[Dataset rows for apps and sites]
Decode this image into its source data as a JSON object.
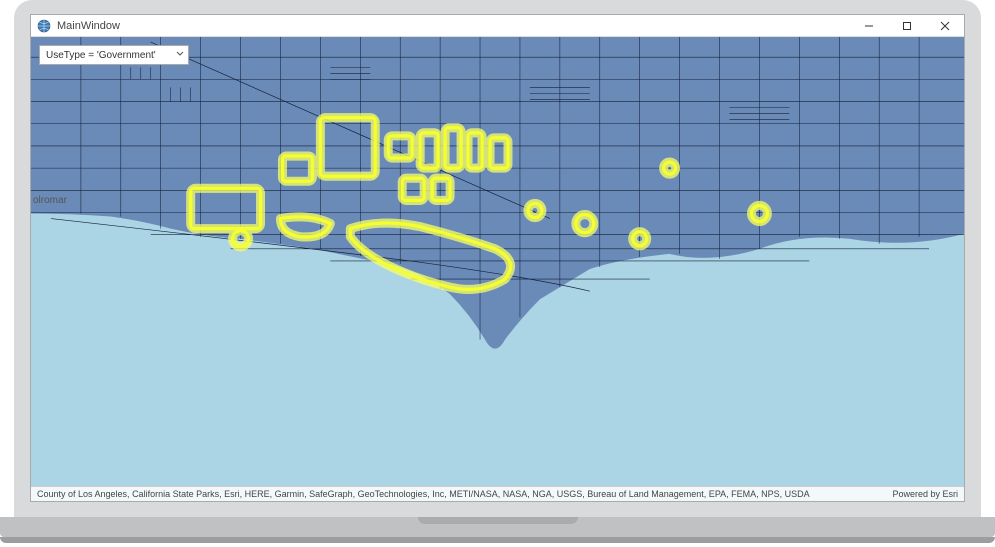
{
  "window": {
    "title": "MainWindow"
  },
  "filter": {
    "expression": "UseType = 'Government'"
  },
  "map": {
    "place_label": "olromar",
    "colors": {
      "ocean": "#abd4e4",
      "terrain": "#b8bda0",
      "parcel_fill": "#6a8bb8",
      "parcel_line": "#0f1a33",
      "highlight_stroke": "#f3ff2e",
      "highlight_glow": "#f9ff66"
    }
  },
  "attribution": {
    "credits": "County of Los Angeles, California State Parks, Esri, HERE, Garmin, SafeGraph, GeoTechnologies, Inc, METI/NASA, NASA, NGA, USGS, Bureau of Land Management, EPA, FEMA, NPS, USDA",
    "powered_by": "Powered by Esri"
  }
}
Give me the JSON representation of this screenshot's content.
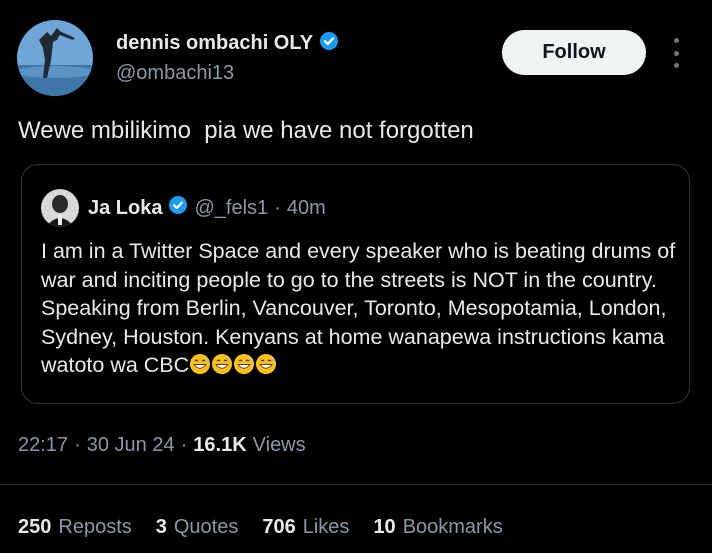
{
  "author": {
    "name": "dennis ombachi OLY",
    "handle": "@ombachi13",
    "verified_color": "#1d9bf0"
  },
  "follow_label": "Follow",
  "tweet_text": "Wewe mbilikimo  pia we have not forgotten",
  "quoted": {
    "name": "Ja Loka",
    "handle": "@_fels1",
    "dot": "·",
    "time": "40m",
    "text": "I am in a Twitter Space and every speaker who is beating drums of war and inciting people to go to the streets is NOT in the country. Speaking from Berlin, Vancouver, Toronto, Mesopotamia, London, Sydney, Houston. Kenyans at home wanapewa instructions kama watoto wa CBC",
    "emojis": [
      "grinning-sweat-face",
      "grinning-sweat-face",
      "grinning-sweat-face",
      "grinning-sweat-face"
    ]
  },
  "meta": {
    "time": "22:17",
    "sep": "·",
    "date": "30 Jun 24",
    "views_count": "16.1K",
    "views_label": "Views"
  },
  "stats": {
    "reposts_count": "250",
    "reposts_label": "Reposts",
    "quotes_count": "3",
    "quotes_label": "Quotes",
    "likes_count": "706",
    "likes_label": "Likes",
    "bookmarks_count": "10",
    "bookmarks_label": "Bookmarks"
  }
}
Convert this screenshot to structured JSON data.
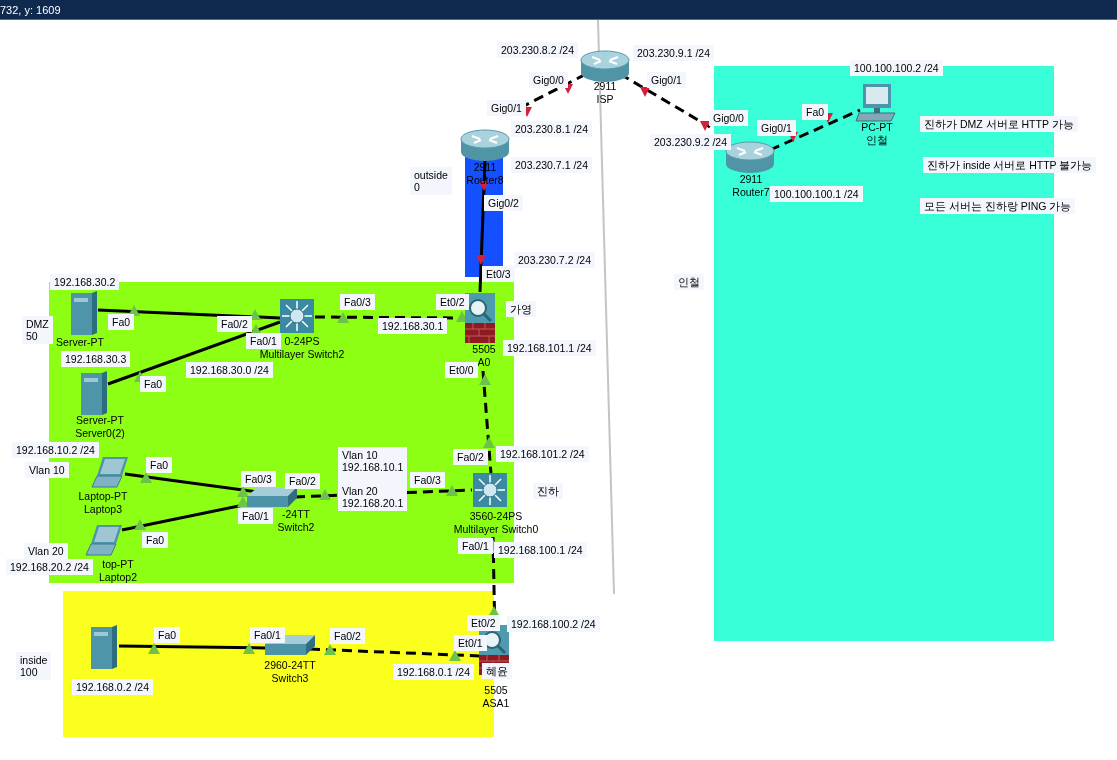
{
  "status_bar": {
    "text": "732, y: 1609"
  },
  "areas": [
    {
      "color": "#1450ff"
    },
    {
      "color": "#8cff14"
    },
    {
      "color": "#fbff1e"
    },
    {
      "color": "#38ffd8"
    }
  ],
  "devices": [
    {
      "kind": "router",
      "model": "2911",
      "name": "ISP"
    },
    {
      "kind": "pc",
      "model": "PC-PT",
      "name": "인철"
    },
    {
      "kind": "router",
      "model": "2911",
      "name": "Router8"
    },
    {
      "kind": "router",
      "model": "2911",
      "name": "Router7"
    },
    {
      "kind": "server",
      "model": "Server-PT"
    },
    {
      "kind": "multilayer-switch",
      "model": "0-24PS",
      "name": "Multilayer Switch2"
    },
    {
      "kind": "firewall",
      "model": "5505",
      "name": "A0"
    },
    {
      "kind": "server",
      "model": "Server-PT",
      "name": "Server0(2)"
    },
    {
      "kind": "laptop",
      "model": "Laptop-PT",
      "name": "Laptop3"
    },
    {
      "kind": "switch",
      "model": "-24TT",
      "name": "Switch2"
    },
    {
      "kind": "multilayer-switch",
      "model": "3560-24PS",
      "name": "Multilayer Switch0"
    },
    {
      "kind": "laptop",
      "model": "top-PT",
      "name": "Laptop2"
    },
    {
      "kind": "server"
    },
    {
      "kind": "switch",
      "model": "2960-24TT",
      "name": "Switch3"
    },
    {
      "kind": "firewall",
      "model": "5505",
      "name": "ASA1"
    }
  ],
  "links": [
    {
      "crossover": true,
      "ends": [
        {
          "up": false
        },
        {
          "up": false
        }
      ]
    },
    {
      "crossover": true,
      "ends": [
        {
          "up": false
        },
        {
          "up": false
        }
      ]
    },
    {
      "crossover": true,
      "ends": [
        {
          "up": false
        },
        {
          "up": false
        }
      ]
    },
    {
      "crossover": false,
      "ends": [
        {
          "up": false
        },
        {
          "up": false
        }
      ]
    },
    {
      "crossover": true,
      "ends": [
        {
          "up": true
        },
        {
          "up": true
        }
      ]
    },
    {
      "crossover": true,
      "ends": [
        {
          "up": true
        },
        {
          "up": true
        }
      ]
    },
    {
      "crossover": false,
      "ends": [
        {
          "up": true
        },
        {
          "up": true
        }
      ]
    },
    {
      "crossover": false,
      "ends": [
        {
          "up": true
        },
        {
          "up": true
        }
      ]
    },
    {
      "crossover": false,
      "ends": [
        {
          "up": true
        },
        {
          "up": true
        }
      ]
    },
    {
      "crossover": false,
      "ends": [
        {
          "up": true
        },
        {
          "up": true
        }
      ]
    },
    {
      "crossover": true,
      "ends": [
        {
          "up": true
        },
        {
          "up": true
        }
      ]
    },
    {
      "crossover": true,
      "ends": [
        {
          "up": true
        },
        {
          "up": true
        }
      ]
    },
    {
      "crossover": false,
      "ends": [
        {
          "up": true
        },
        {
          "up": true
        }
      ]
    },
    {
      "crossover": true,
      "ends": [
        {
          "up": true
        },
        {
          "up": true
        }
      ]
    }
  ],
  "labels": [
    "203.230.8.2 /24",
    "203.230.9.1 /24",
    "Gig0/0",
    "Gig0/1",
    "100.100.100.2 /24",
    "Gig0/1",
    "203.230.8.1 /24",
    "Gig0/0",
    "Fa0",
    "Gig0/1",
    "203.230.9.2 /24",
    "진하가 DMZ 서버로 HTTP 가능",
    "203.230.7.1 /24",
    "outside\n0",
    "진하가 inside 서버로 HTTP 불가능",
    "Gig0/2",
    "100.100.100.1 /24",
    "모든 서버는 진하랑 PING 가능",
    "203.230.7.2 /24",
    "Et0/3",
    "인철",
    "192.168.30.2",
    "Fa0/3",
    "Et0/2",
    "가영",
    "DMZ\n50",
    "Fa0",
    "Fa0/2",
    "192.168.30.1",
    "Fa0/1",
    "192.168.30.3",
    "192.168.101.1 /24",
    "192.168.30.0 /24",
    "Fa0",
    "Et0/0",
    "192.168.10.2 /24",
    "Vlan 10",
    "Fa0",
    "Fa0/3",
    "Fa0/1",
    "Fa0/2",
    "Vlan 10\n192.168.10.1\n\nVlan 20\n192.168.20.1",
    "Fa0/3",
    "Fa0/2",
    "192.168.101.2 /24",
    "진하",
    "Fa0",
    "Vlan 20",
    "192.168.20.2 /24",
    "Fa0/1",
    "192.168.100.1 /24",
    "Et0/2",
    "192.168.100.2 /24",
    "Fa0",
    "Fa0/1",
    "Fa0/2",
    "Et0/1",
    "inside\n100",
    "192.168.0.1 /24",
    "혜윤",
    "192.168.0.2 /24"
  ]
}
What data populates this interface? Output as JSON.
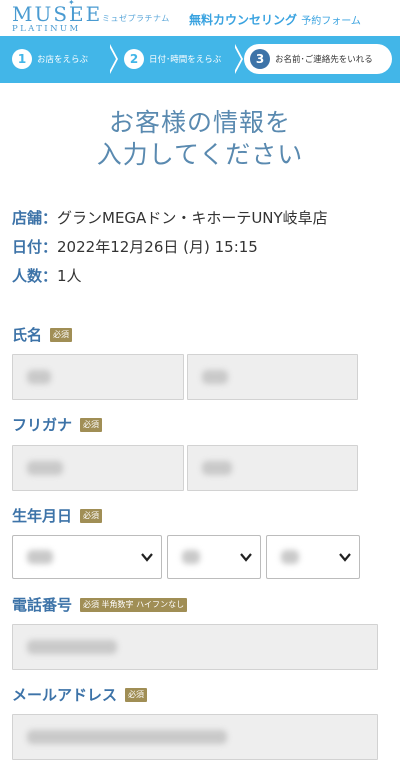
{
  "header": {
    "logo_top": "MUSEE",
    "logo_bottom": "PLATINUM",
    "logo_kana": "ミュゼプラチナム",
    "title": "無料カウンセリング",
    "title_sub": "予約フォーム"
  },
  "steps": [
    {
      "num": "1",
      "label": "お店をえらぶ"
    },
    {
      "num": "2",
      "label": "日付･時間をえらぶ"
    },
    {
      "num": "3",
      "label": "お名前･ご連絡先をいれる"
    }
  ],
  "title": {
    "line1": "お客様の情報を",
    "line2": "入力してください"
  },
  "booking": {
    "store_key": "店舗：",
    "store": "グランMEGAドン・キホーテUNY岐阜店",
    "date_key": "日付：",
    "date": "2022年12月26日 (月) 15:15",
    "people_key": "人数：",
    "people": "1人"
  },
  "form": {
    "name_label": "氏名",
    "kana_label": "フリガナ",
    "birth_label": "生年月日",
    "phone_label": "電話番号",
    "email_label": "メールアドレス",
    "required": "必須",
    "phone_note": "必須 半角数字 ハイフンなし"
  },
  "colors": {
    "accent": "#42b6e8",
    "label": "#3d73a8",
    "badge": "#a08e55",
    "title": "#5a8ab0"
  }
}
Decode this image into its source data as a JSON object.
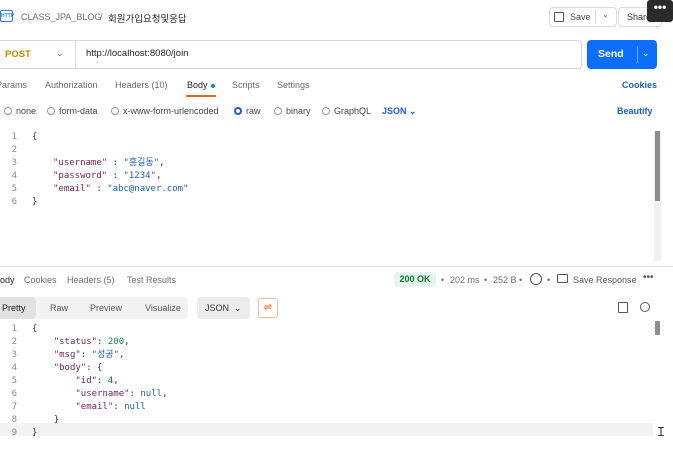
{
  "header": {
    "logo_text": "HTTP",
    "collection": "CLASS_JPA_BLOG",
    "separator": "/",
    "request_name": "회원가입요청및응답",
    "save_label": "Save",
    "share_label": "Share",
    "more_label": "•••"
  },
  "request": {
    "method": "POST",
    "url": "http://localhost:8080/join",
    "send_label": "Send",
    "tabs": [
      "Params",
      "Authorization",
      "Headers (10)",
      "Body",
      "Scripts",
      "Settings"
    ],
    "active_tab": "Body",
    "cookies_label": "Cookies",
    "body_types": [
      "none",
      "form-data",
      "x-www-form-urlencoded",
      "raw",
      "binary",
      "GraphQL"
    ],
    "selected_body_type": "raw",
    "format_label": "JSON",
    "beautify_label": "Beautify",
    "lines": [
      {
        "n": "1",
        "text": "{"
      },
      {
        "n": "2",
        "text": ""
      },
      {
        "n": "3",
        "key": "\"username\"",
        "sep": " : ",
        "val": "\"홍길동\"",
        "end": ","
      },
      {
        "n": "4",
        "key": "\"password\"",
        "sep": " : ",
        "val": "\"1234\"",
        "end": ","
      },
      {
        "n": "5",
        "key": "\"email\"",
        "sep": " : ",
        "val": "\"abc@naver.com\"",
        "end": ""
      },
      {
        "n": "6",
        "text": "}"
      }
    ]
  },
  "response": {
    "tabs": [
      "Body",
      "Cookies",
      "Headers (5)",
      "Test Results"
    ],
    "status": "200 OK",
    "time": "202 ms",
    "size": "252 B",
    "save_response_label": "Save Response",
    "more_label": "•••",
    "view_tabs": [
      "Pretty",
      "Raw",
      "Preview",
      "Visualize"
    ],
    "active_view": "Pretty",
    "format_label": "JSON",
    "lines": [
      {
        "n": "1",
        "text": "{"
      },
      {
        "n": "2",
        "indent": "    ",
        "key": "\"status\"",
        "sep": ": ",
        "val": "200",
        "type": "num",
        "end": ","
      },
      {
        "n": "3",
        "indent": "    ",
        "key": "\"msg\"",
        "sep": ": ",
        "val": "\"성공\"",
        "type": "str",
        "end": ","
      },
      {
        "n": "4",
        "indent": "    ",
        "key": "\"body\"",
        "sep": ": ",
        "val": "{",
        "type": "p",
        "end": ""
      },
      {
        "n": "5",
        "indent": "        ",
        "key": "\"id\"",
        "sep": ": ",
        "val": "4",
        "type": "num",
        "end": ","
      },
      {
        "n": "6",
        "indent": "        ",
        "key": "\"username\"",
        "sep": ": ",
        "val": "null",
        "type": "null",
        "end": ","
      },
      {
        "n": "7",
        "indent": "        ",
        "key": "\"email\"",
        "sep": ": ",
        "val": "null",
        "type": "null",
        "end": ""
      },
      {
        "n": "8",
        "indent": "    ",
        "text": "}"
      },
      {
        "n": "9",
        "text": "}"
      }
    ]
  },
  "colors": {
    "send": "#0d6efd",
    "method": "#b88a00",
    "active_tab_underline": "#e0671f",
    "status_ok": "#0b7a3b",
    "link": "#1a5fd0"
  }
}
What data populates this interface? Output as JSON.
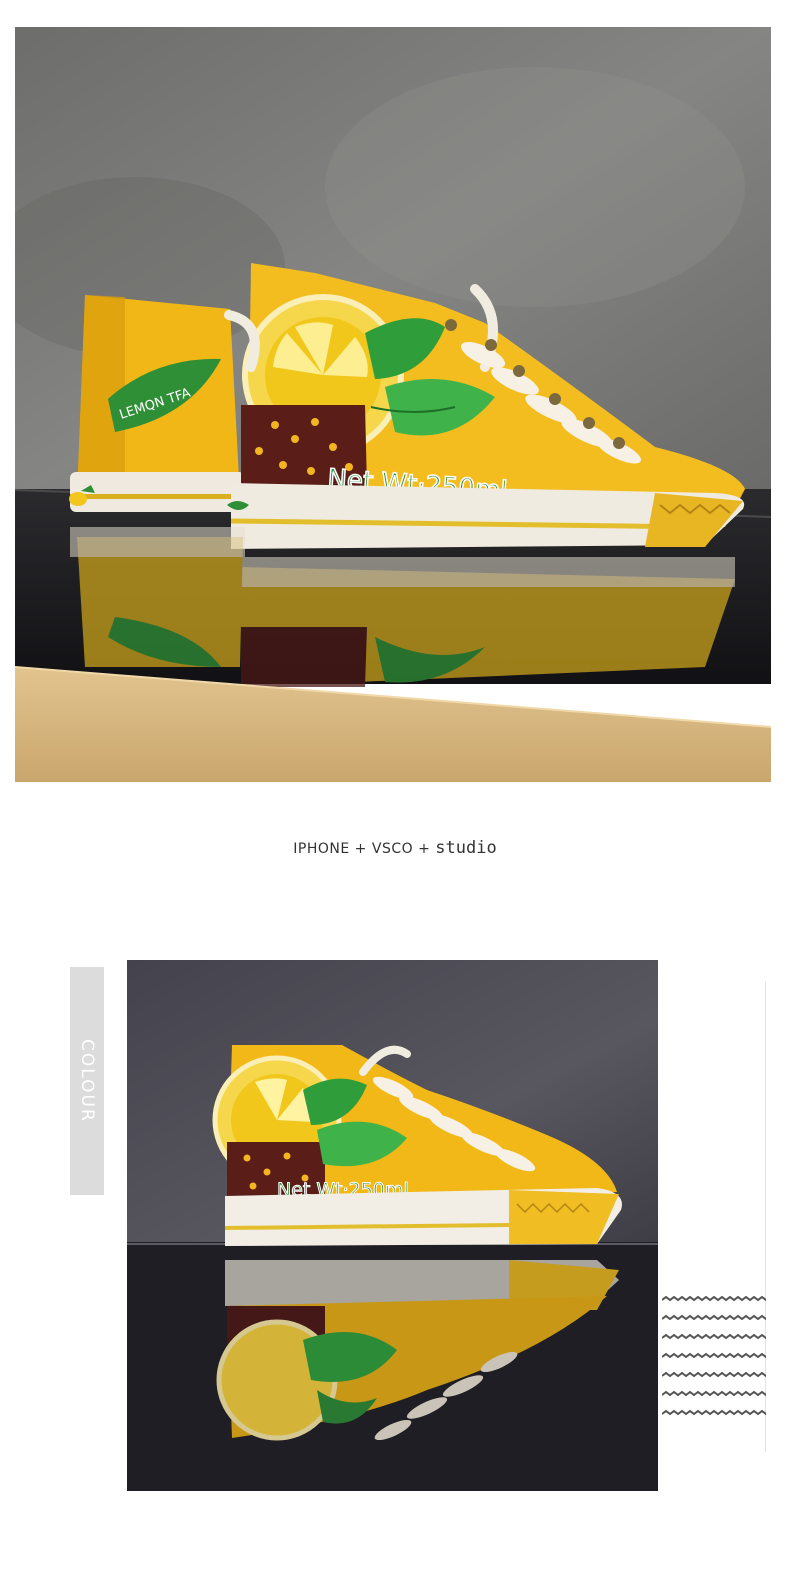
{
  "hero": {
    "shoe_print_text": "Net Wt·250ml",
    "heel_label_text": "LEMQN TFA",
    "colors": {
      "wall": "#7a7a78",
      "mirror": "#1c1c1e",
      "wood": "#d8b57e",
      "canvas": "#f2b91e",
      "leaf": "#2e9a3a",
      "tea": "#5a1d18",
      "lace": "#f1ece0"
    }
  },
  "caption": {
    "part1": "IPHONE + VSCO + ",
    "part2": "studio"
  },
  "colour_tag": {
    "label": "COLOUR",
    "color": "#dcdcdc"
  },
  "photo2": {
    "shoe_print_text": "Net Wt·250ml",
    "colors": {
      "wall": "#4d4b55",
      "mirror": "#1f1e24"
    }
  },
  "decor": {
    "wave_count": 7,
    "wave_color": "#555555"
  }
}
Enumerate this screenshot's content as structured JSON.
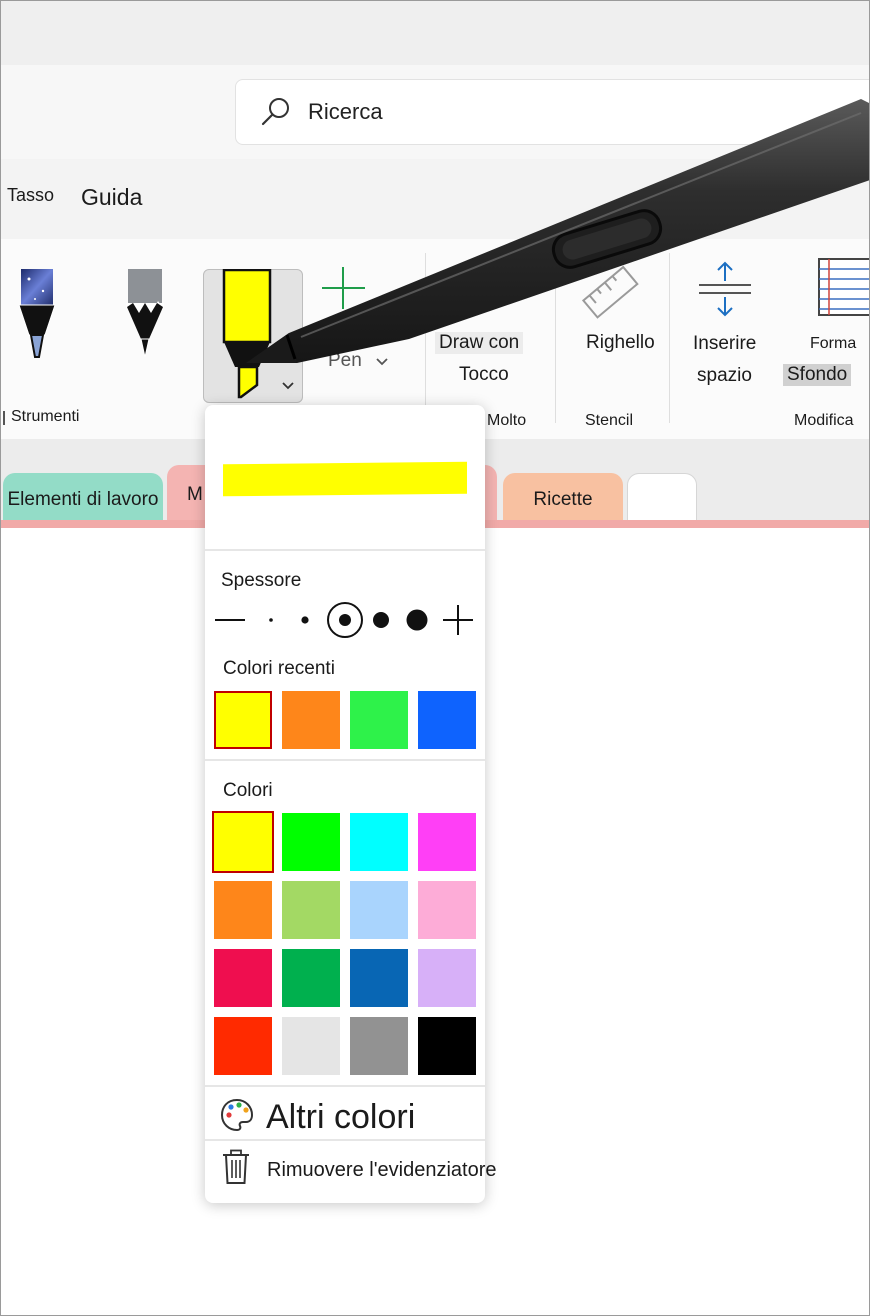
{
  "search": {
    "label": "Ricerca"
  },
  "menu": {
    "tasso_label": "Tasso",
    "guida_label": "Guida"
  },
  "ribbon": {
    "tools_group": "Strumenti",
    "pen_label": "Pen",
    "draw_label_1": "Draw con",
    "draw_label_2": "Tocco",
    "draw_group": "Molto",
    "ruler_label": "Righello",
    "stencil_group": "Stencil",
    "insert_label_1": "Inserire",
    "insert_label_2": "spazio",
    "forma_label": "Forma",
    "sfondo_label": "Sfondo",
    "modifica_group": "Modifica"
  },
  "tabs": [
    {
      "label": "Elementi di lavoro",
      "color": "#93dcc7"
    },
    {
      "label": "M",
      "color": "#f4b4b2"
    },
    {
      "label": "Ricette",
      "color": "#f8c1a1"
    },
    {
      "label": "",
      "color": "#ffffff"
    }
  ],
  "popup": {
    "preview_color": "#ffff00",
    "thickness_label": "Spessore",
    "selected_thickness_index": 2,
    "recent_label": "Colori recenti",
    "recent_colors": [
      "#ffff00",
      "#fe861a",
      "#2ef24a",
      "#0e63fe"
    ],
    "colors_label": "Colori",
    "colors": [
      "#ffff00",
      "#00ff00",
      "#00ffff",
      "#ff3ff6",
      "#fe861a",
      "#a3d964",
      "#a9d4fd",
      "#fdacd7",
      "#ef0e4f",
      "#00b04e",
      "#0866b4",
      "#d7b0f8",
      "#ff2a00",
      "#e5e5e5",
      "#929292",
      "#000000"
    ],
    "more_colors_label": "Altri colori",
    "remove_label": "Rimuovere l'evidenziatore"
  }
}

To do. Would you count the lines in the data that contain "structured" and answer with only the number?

Solution for this problem. 2